Bev shows Father Paul and Mildred her work. She’s excited to “spread the good word” and let everything else burn. The priest doesn’t like how things have fallen apart with his absence in the rest of the plan. He wants to stop what’s going on, after witnessing so much horrific, bloody madness. He’s angry with Bev, but Bev sees him as a hypocrite, “viper‘s brood.” She’s going to let the priest and Mildred wait outside for sunrise. Then she discovers the boats have been burned.
People start arriving at the church, after the call of the bell, and they’re all lamenting what they’ve done tonight, killing their loved ones. Bev doesn’t have a whole lot of nice words to comfort people. She chastises those who didn’t save themselves with religion before now, like one man weeping over murdering his sons, whom she decides won’t get to come into the St. Patrick’s ark. There’ll be more than a few folks who’ll turn to ash at dawn.
None of this sits well with Father Paul. He wants to bring everyone into the church.

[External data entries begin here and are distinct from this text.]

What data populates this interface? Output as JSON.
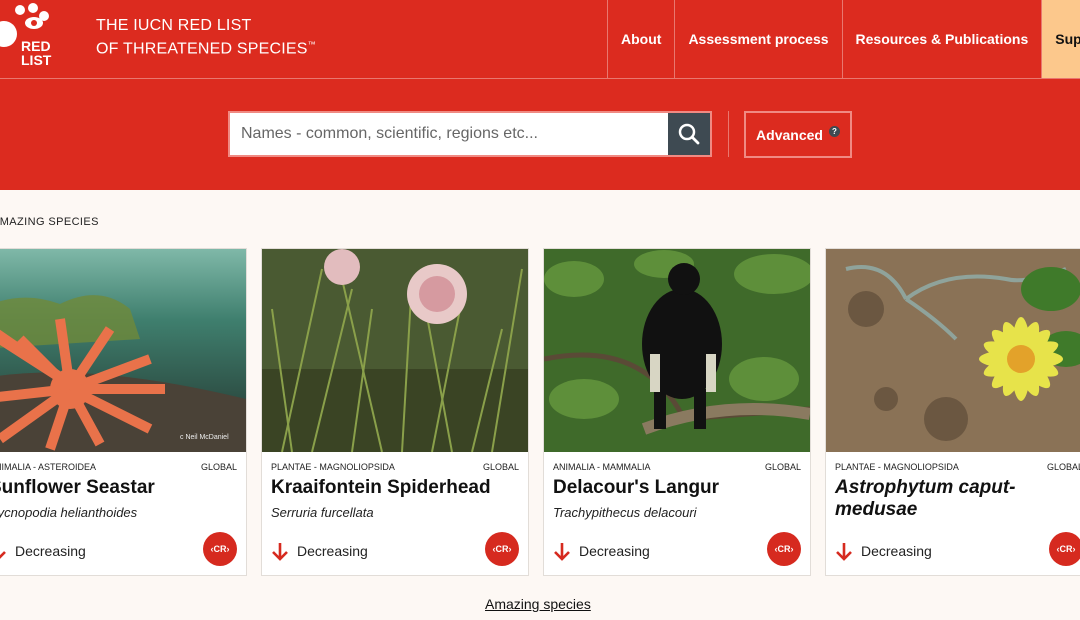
{
  "header": {
    "logo_text": "RED LIST",
    "title_line1": "THE IUCN RED LIST",
    "title_line2": "OF THREATENED SPECIES",
    "title_tm": "™",
    "nav": [
      {
        "label": "About"
      },
      {
        "label": "Assessment process"
      },
      {
        "label": "Resources & Publications"
      },
      {
        "label": "Support u"
      }
    ]
  },
  "search": {
    "placeholder": "Names - common, scientific, regions etc...",
    "advanced_label": "Advanced",
    "help_glyph": "?"
  },
  "section": {
    "title": "AMAZING SPECIES",
    "footer_link": "Amazing species"
  },
  "cards": [
    {
      "taxonomy": "ANIMALIA - ASTEROIDEA",
      "scope": "GLOBAL",
      "common_name": "Sunflower Seastar",
      "scientific_name": "Pycnopodia helianthoides",
      "trend": "Decreasing",
      "status": "CR",
      "credit": "c Neil McDaniel"
    },
    {
      "taxonomy": "PLANTAE - MAGNOLIOPSIDA",
      "scope": "GLOBAL",
      "common_name": "Kraaifontein Spiderhead",
      "scientific_name": "Serruria furcellata",
      "trend": "Decreasing",
      "status": "CR"
    },
    {
      "taxonomy": "ANIMALIA - MAMMALIA",
      "scope": "GLOBAL",
      "common_name": "Delacour's Langur",
      "scientific_name": "Trachypithecus delacouri",
      "trend": "Decreasing",
      "status": "CR"
    },
    {
      "taxonomy": "PLANTAE - MAGNOLIOPSIDA",
      "scope": "GLOBAL",
      "common_name": "Astrophytum caput-medusae",
      "scientific_name": "",
      "trend": "Decreasing",
      "status": "CR"
    }
  ],
  "colors": {
    "brand_red": "#dc2b1f",
    "support_bg": "#fcc88c",
    "search_btn": "#3e4a52"
  }
}
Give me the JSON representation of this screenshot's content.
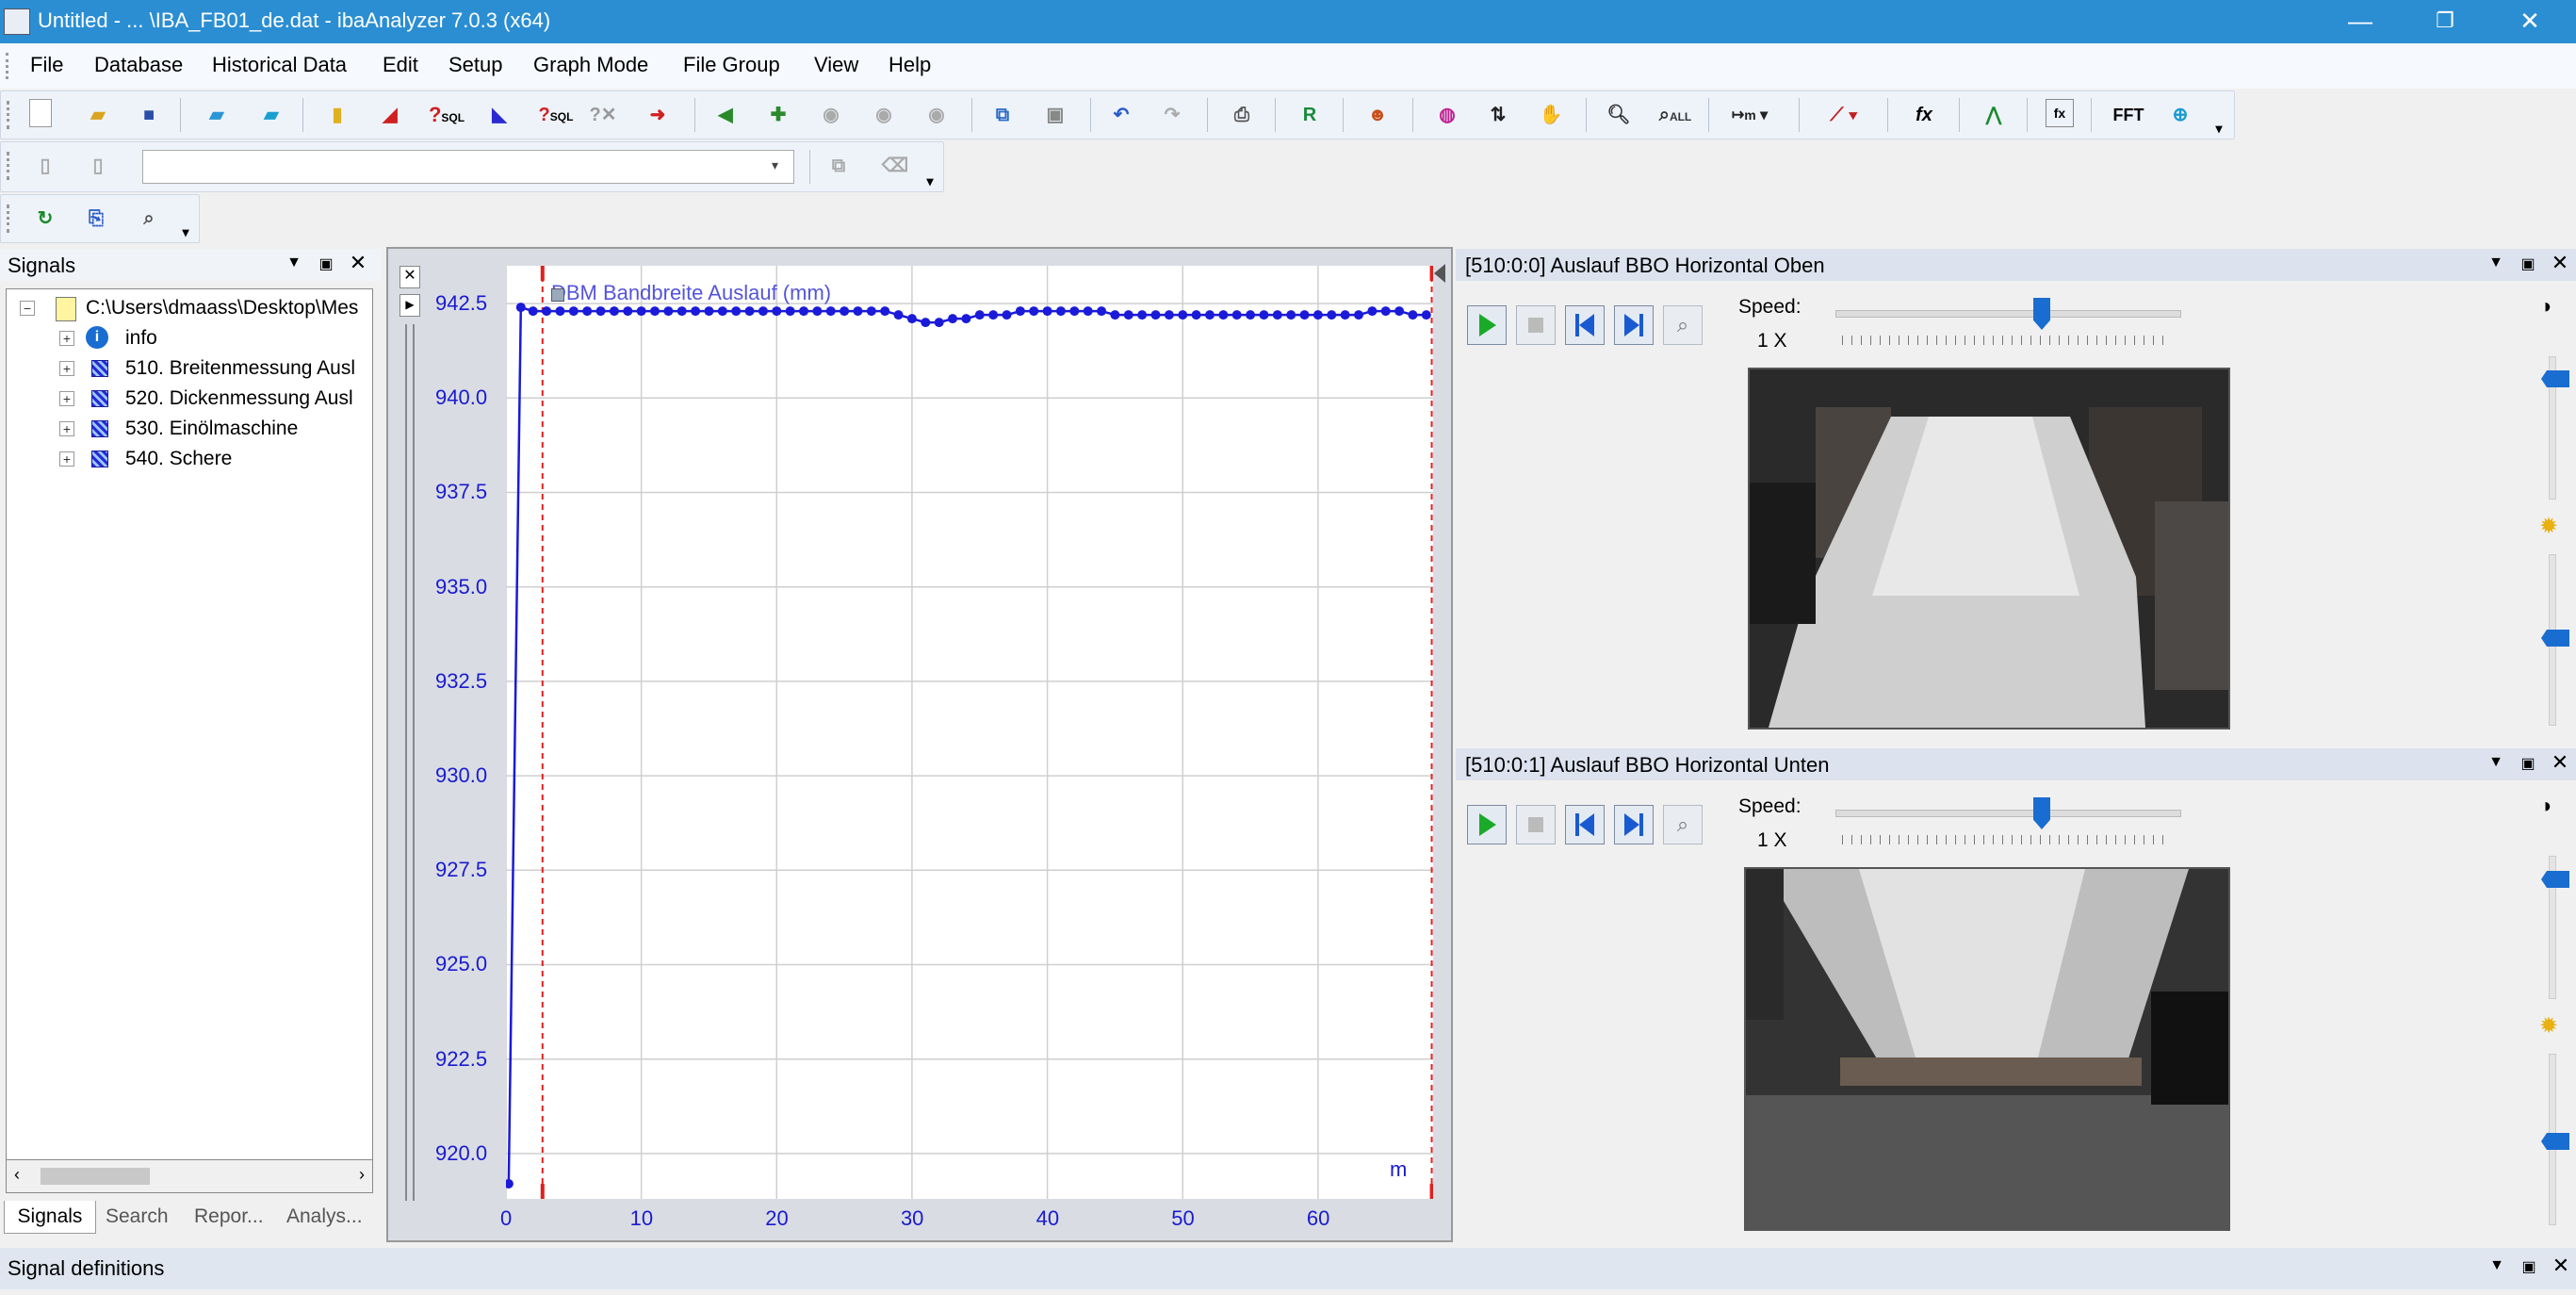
{
  "window": {
    "title": "Untitled - ... \\IBA_FB01_de.dat - ibaAnalyzer 7.0.3 (x64)",
    "minimize": "—",
    "maximize": "❐",
    "close": "✕"
  },
  "menu": [
    "File",
    "Database",
    "Historical Data",
    "Edit",
    "Setup",
    "Graph Mode",
    "File Group",
    "View",
    "Help"
  ],
  "toolbar": {
    "main_icons": [
      "new-icon",
      "open-icon",
      "save-icon",
      "open-folder-icon",
      "open-folder-2-icon",
      "database-icon",
      "chart-icon",
      "sql-icon",
      "chart-edit-icon",
      "sql-chart-icon",
      "query-icon",
      "db-arrow-icon",
      "nav-back-icon",
      "nav-add-icon",
      "nav-1-icon",
      "nav-2-icon",
      "nav-3-icon",
      "copy-icon",
      "paste-icon",
      "undo-icon",
      "redo-icon",
      "print-icon",
      "report-icon",
      "user-icon",
      "color-icon",
      "axis-icon",
      "hand-icon",
      "zoom-icon",
      "zoom-all-icon",
      "measure-icon",
      "graph-icon",
      "function-icon",
      "peak-icon",
      "formula-icon",
      "fft-icon",
      "link-icon"
    ],
    "fft_label": "FFT",
    "fx_label": "fx",
    "zoom_all_label": "ALL",
    "sql_label": "SQL",
    "measure_unit": "m",
    "expression_value": ""
  },
  "signals_panel": {
    "title": "Signals",
    "root": "C:\\Users\\dmaass\\Desktop\\Mes",
    "items": [
      {
        "label": "info",
        "icon": "info-icon"
      },
      {
        "label": "510. Breitenmessung Ausl",
        "icon": "signal-group-icon"
      },
      {
        "label": "520. Dickenmessung Ausl",
        "icon": "signal-group-icon"
      },
      {
        "label": "530. Einölmaschine",
        "icon": "signal-group-icon"
      },
      {
        "label": "540. Schere",
        "icon": "signal-group-icon"
      }
    ],
    "tabs": [
      "Signals",
      "Search",
      "Repor...",
      "Analys..."
    ]
  },
  "graph": {
    "legend": "DBM Bandbreite Auslauf (mm)",
    "x_unit": "m"
  },
  "chart_data": {
    "type": "line",
    "title": "",
    "xlabel": "m",
    "ylabel": "",
    "xlim": [
      0,
      68.5
    ],
    "ylim": [
      918.8,
      943.5
    ],
    "x_ticks": [
      "0",
      "10",
      "20",
      "30",
      "40",
      "50",
      "60"
    ],
    "y_ticks": [
      "942.5",
      "940.0",
      "937.5",
      "935.0",
      "932.5",
      "930.0",
      "927.5",
      "925.0",
      "922.5",
      "920.0"
    ],
    "markers_x": [
      2.7,
      68.4
    ],
    "series": [
      {
        "name": "DBM Bandbreite Auslauf (mm)",
        "color": "#1a1ad8",
        "x": [
          0.2,
          1.1,
          2.0,
          3.0,
          4.0,
          5.0,
          6.0,
          7.0,
          8.0,
          9.0,
          10.0,
          11.0,
          12.0,
          13.0,
          14.0,
          15.0,
          16.0,
          17.0,
          18.0,
          19.0,
          20.0,
          21.0,
          22.0,
          23.0,
          24.0,
          25.0,
          26.0,
          27.0,
          28.0,
          29.0,
          30.0,
          31.0,
          32.0,
          33.0,
          34.0,
          35.0,
          36.0,
          37.0,
          38.0,
          39.0,
          40.0,
          41.0,
          42.0,
          43.0,
          44.0,
          45.0,
          46.0,
          47.0,
          48.0,
          49.0,
          50.0,
          51.0,
          52.0,
          53.0,
          54.0,
          55.0,
          56.0,
          57.0,
          58.0,
          59.0,
          60.0,
          61.0,
          62.0,
          63.0,
          64.0,
          65.0,
          66.0,
          67.0,
          68.0
        ],
        "values": [
          919.2,
          942.4,
          942.3,
          942.3,
          942.3,
          942.3,
          942.3,
          942.3,
          942.3,
          942.3,
          942.3,
          942.3,
          942.3,
          942.3,
          942.3,
          942.3,
          942.3,
          942.3,
          942.3,
          942.3,
          942.3,
          942.3,
          942.3,
          942.3,
          942.3,
          942.3,
          942.3,
          942.3,
          942.3,
          942.2,
          942.1,
          942.0,
          942.0,
          942.1,
          942.1,
          942.2,
          942.2,
          942.2,
          942.3,
          942.3,
          942.3,
          942.3,
          942.3,
          942.3,
          942.3,
          942.2,
          942.2,
          942.2,
          942.2,
          942.2,
          942.2,
          942.2,
          942.2,
          942.2,
          942.2,
          942.2,
          942.2,
          942.2,
          942.2,
          942.2,
          942.2,
          942.2,
          942.2,
          942.2,
          942.3,
          942.3,
          942.3,
          942.2,
          942.2
        ]
      }
    ]
  },
  "video1": {
    "title": "[510:0:0] Auslauf BBO Horizontal Oben",
    "speed_label": "Speed:",
    "speed_value": "1 X",
    "speed_fraction": 0.6
  },
  "video2": {
    "title": "[510:0:1] Auslauf BBO Horizontal Unten",
    "speed_label": "Speed:",
    "speed_value": "1 X",
    "speed_fraction": 0.6
  },
  "signal_definitions": {
    "title": "Signal definitions"
  },
  "colors": {
    "titlebar": "#2b8ed3",
    "signal": "#1a1ad8",
    "marker": "#e02020",
    "accent": "#1a6dd0"
  }
}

He goes inside to find Sarah pouring gasoline everywhere, and he doesn’t want to stop her. He offers to lit it for her, taking the time to reveal the truth about fathering her. Sarah’s murdered by Sturge and this drives the priest to violence, attacking him. Father Paul and Mildred go back into the church to their dying daughter. So he opens his veins and feeds Sarah, forcing her to drink. But Sarah refuses, and she dies. So mom and dad lit the place up and carry their daughter out.
Sheriff Hassan attempts to pour gas on the rec centre, stopped with a bullet to the leg and some racism from Bev. He’s stuck at the hands of a white, vampiric mob, though thankfully they don’t like supposed “dirty blood.” He also has Erin with him, pouring her own gas. She gets attacked by the vampiric angel and her neck is fed upon. Ali ends up with the lighter and tosses it into the rec centre, sending the place up in flames. That spells disaster for all the undead. Sheriff Hassan gets another bullet from Bev when he quotes scripture at her. Erin takes her chance to cut up the angel’s winds while it feeds.
Off flies the vampiric angel trying to beat the sunrise while Erin lies bleeding. She thinks about talking with Riley about what happens when you die. She talks about not feeling afraid, remembering “every atom in my body was forged in a star.” She talks about the self being connected to the world, to the earth, to the universe. She talks about how we’re all connected because we’re all part of the same larger creation of matter that makes up the world: “All things, a part.” Quite a lofty MONOLOGUE (again). I love the way Flanagan has explored religion and spirituality as two separate concepts through Midnight Mass. It’s been a heartbreaking, beautiful, Gothic, and terrifying journey on Crockett Island.
Annie and Ed start to sing a hymn together, joined by others soon. Sheriff Hassan and Ali pray to Allah together on the shore, as the former dies. And the angel vampire congregation prepares for sunrise, cowardly Bev digging a hole in the sand trying to escape her fate.
Moments later, it’s all gone in ashes.
Leeza and Warren see ash on the breeze as her legs are paralysed again.
A stunning end to a fantastic series, despite a few flaws.
Cheers to Flanagan! He’s like the cinematic and TV version of Stephen King.